• TRY IT: Lines with "Properties": state how many there are in the records below, and nothing else.

[Collected data]
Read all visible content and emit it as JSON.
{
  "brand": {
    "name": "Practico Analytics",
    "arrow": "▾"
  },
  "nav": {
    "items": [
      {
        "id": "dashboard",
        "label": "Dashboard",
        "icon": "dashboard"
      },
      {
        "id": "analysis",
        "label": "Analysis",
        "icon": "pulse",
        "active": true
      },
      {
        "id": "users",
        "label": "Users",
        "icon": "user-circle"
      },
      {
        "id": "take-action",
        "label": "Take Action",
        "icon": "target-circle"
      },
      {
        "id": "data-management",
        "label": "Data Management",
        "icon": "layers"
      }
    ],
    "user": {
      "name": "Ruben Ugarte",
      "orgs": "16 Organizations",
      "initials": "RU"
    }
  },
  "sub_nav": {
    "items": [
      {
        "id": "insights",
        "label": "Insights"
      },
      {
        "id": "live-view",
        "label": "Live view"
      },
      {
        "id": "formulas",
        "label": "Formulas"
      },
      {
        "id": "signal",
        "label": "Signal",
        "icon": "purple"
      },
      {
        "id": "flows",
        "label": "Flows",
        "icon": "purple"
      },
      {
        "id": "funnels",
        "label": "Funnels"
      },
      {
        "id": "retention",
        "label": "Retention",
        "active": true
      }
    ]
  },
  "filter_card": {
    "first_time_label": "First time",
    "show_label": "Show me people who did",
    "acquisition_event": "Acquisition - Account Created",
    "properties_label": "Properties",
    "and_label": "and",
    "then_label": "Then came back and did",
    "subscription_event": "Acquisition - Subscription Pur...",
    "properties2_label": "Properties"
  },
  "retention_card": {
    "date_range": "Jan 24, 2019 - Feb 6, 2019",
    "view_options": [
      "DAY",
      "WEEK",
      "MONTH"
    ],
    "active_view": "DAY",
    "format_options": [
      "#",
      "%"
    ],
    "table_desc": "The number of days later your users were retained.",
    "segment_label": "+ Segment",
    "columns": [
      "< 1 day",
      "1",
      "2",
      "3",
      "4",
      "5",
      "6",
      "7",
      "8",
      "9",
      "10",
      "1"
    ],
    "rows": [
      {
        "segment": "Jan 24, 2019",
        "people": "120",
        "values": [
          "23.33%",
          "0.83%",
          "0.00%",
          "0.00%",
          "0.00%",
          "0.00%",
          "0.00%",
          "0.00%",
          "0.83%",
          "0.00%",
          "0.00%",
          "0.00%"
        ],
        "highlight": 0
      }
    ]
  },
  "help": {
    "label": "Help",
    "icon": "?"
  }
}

• RESULT OF THE TASK: 2